#### DATA SHOWN
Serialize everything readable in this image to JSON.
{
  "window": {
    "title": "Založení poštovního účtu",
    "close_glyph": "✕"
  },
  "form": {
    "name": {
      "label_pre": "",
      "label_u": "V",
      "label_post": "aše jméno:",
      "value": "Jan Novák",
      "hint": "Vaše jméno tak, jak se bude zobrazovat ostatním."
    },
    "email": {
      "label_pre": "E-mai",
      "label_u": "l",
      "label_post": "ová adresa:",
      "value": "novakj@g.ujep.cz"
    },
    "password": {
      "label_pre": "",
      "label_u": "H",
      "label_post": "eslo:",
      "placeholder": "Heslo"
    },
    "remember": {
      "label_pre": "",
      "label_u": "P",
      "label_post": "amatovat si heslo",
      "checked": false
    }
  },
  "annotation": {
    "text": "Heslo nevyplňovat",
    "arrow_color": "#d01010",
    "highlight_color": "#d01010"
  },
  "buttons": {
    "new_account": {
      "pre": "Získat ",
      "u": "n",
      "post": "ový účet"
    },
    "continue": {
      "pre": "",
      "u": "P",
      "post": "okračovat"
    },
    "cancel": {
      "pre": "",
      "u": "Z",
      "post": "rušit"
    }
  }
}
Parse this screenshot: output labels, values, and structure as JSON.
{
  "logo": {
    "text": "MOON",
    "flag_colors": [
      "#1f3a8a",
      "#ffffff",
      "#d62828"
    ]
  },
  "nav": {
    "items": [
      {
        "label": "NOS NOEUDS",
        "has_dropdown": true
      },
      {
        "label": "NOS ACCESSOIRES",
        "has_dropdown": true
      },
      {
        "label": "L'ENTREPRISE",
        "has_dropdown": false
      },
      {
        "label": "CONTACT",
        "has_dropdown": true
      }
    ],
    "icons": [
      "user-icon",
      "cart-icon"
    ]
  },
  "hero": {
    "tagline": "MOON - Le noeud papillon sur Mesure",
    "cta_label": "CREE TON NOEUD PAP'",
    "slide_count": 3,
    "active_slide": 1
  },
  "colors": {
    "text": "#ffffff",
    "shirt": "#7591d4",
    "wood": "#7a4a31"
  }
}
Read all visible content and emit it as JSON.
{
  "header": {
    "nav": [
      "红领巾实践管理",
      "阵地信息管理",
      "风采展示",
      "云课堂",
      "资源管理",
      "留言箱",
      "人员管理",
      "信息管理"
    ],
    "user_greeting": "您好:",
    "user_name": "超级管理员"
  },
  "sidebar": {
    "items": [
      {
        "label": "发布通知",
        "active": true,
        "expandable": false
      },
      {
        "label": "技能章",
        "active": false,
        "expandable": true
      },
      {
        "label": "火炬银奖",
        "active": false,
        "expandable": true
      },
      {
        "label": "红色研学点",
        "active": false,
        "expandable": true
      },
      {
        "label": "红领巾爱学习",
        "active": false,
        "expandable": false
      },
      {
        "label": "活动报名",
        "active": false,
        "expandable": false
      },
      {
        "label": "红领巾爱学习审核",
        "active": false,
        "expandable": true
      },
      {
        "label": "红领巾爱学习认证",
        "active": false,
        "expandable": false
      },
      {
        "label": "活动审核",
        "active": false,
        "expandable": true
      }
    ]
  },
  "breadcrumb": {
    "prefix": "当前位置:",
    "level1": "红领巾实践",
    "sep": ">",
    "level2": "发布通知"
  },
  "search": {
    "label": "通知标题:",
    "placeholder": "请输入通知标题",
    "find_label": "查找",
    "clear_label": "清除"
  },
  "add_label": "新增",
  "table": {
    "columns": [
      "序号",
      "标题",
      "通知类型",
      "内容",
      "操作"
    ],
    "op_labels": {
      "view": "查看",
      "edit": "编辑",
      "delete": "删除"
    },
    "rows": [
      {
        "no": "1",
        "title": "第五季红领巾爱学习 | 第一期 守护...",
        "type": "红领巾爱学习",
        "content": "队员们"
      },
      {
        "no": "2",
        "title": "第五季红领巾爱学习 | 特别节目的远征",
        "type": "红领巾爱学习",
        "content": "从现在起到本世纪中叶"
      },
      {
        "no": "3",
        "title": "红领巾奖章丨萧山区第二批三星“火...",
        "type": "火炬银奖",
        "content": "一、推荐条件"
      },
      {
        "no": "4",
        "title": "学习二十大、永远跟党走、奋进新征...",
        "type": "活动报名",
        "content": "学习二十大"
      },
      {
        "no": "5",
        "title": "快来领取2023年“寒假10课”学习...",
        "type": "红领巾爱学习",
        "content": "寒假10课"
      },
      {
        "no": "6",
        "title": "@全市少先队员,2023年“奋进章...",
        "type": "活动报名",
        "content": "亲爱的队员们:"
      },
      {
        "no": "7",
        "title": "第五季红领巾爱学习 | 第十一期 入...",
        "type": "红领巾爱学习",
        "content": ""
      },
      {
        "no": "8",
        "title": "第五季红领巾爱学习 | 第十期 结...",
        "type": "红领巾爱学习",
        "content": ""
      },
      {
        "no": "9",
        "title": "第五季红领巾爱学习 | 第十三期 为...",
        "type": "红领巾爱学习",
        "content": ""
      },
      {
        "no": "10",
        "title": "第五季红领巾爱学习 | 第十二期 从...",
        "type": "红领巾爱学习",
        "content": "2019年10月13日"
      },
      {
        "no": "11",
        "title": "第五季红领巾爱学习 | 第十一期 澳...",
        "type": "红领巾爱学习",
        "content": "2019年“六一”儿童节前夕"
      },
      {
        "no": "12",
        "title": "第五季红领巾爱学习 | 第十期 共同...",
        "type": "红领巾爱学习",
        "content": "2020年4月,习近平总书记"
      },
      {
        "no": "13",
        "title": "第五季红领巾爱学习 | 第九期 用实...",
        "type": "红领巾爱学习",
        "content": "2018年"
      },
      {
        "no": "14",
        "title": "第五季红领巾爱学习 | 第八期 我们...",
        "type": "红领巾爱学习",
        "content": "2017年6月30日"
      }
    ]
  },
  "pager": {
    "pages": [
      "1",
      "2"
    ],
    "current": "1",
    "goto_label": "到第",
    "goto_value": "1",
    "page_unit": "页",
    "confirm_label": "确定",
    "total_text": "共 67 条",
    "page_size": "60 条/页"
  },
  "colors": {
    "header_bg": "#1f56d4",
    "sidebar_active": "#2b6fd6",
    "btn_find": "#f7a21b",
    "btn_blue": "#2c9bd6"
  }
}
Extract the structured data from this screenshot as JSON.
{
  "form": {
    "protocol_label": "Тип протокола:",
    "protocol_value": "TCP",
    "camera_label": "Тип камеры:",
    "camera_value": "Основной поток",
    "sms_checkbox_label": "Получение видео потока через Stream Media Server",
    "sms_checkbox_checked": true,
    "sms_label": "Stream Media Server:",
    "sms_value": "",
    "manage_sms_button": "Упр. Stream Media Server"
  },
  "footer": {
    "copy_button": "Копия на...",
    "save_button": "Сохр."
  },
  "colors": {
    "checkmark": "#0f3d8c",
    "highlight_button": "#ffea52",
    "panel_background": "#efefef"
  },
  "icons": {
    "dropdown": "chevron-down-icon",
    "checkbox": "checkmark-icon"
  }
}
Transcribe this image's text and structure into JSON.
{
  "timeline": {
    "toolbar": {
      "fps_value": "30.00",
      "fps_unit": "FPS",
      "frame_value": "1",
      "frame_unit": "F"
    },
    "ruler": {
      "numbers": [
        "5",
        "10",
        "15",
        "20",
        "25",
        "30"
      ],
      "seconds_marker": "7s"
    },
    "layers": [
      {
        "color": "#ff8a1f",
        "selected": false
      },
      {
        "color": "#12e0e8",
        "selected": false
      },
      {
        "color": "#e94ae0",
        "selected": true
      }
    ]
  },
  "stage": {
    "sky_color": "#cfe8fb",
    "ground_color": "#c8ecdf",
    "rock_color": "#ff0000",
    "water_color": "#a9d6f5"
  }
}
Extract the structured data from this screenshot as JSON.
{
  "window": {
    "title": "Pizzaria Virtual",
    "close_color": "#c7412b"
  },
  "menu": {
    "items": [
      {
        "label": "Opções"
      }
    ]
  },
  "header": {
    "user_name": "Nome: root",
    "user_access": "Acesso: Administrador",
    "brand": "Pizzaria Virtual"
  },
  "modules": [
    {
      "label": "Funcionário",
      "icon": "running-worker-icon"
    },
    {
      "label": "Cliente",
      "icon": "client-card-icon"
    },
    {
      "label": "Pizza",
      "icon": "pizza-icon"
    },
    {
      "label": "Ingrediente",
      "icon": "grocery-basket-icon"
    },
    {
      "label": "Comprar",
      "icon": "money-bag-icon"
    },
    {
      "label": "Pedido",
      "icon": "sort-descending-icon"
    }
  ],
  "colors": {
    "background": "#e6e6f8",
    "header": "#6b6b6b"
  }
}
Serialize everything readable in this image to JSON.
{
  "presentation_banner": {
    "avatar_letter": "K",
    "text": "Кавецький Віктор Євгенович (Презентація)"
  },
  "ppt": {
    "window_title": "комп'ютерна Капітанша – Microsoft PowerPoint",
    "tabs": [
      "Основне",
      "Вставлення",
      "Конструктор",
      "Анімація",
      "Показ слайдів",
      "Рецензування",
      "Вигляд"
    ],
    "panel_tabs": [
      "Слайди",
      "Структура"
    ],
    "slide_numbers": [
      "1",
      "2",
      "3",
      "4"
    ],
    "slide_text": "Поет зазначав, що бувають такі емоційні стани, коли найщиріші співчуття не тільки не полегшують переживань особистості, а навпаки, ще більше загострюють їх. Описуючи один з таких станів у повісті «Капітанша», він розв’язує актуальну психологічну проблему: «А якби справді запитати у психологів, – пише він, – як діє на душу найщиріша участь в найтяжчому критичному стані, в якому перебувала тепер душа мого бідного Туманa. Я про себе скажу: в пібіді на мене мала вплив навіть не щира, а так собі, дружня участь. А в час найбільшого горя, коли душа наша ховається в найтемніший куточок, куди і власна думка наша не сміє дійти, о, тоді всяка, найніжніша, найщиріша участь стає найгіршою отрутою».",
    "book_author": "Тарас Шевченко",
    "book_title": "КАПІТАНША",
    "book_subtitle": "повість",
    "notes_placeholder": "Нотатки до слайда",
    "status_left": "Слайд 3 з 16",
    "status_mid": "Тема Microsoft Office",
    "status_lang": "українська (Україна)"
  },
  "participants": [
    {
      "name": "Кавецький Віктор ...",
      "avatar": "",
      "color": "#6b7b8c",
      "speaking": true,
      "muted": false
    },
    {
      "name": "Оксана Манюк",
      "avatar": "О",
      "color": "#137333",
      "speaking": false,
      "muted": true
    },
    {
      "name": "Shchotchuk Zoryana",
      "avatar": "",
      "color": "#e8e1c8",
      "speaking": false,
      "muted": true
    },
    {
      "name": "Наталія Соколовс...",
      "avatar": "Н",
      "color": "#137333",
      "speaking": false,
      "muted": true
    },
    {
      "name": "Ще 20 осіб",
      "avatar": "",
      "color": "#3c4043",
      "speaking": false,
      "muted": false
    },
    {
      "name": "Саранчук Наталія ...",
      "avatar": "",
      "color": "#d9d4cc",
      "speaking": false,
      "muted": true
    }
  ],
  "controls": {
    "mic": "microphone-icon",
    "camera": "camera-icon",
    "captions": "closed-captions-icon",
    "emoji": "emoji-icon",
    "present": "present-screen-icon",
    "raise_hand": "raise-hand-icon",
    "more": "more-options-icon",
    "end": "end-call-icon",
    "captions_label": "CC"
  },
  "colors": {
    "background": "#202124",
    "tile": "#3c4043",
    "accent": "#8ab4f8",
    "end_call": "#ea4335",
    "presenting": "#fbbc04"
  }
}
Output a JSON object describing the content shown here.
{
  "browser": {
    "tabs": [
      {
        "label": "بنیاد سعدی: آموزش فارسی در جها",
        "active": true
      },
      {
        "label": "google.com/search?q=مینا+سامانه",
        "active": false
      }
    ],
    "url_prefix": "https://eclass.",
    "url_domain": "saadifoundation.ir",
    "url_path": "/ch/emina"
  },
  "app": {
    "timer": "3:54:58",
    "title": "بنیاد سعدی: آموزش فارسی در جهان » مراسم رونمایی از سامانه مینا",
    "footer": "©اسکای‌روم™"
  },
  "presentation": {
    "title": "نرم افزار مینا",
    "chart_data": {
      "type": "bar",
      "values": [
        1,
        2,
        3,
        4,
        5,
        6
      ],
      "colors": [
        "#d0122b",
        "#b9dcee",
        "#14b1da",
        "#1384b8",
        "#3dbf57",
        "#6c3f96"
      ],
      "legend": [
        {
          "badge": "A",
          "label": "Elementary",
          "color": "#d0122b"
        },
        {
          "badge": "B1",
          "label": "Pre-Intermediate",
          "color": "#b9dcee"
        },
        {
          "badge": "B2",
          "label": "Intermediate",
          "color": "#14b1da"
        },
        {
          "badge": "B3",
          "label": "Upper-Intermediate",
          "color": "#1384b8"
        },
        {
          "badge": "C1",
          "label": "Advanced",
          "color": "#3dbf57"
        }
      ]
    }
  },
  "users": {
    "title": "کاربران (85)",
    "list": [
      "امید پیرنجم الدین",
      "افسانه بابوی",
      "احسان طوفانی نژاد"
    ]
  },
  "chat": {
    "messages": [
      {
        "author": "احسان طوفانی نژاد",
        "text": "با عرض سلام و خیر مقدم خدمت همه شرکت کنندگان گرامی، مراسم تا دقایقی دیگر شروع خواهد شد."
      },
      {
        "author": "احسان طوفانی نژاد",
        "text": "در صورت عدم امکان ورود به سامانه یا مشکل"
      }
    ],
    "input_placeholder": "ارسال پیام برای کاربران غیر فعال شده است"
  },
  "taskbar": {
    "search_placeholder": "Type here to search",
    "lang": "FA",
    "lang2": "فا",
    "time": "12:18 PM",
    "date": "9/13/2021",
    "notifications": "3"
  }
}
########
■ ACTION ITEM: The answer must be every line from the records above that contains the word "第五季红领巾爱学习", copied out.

■ RESULT FOR THIS EXERCISE:
        "title": "第五季红领巾爱学习 | 第一期 守护...",
        "title": "第五季红领巾爱学习 | 特别节目的远征",
        "title": "第五季红领巾爱学习 | 第十一期 入...",
        "title": "第五季红领巾爱学习 | 第十期 结...",
        "title": "第五季红领巾爱学习 | 第十三期 为...",
        "title": "第五季红领巾爱学习 | 第十二期 从...",
        "title": "第五季红领巾爱学习 | 第十一期 澳...",
        "title": "第五季红领巾爱学习 | 第十期 共同...",
        "title": "第五季红领巾爱学习 | 第九期 用实...",
        "title": "第五季红领巾爱学习 | 第八期 我们...",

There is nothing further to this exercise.